LAB SESSION 10
ANALYZING MEAN
AND VARIANCE (SIGMA UNKNOWN)
INTRODUCTION: The tstatistic is used when making inferences concerning the population mean when sigma is an unknown quantity. We will introduce the ttest and compare the z and t distributions.
THE CONFIDENCE INTERVAL
To generate a confidence interval using the tstatistic we use Inference About a Mean command, specifying the level of confidence and the column of data for which the estimation is being made.
Consider the data presented in exercise 9.35 of your text. Enter the data into Column A. To complete a 90% confidence interval estimate for the mean pulse rate for 13 adult women, use the following commands:
Enter the data into Column A
Choose: Tools > Data Analysis Plus
> tEstimate:Mean > OK
Enter: Input Range: A1:A20 > OK
Enter: Alpha: .05
The results in the following output which appears in a new worksheet.

THE TTEST
Using text exercise 9.34 as the basis of our discussion, enter the data values into column A. Suppose we have been asked to determine whether this accelerator has decreased the drying time by significantly more then 4% at the 0.01 level. The hypotheses to be tested are:
H_{0}: µ = 4.0
H_{a}: µ > 4.0
To perform the test, use the following commands:
Enter the data into Column A
Choose: Tools > Data Analysis Plus
> tTest Mean > OK
Enter: Input Range: A1:A20 > OK
Hypothesized mean: m
Alpha: a > OK
The output appears on a new worksheet as follows:
tTest: Mean 










Column 1 
Mean 


4.5625 
Standard
Deviation 

1.3405 

Hypothesized
Mean 

4 

df 


7 
t Stat 


1.1869 
P(T<=t)
onetail 

0.137 

t Critical
onetail 

2.9979 

P(T<=t)
twotail 

0.274 

t Critical
twotail 

3.4995 
Is there sufficient evidence to show that this accelerator has decreased the drying time significantly more than 4% at the .01 level?
As another example consider the point spread between opposing teams in the 1996 bowl games : 5 20 19 33 6 10 7 18 29 41 6 32 9 36.
Enter the data into Column A.
Test the hypothesis, "The average spread between the scores of the winning and the losing teams in a college bowl game is less than 20." Assume sigma is unknown.
Use the same commands as above to get the following output:
tTest: Mean 










Column 1 
Mean 


19.3571 
Standard
Deviation 

12.7013 

Hypothesized
Mean 

20 

df 


13 
t Stat 


0.1894 
P(T<=t)
onetail 

0.4264 

t Critical
onetail 

2.6503 

P(T<=t)
twotail 

0.8528 

t Critical
twotail 

3.0123 

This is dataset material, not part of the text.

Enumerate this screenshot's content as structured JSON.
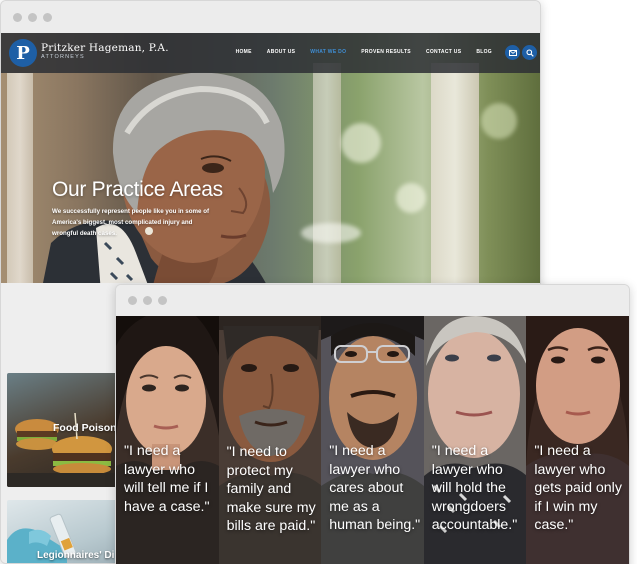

Questions:
1 What are the formal null and alternative hypotheses?
2. What is the value of the test statistic, and what is your decision if a = .10? Is the final point spread of a bowl game less than 20?
3. What does the size of the pvalue tell us?
ASSIGNMENT: Do Exercises 9.46, 9.49 in your text
COMPARISON OF THE Z AND T DISTRIBUTION
Why do you use two different distributions depending on the availability of the standard deviation, s ? What basic assumptions are necessary to use the tstatistic? Is the basic assumption that the parent population is normally distributed a necessary one? Why? If the parent population is not known to be normally distributed, when can we use the tstatistic? In this exercise you will generate both types of statistics from the same 100 samples and be able to compare the two empirical distributions.
In a new workbook, generate 100 samples of size 5 from a normal distribution with mu=15 and sigma=10, and store the mean and standard deviation of each of the 100 samples.
Choose:
Tools > Data Analysis > Random Number generation > OK
Enter: Number of Variables: 5
Number of Random Numbers: 100
Distribution: Normal
Mean: 15
Standard Deviation: 10
Select:
Output Options: Output Range > A1 > OK
This will make 5 columns of 100 random numbers each.
Calculate the Mean and Standard Deviation of each row and place them in columns F and G. (Do this for row 1, and click and drag to fill the remainder.)
Calculate both z and t statistics of each row and place them in H and I.
Recall: _{} and _{}
Replicate these for all 100 rows by highlighting and dragging the lower right corner.
For each of the two statistics, z and t, count the number of times their value is more than 2 units away from the origin.
Compare the two distributions graphically by using histograms (recall the method from Lab 2)
QUESTIONS:
1. How many of the calculated zstatistics were more than two units away from the origin? How many of the tstatistics?
2. What did the distributions for the two statistics look like? Compare their centers, spread, and overall shape.
3. Would you describe the tdistribution as bellshaped? If so, would you say it is approximately normal?
4. If you were to increase n, would you expect the difference between the two distributions to increase or decrease?
ASSIGNMENT: Do Exercise 9.50 in your text.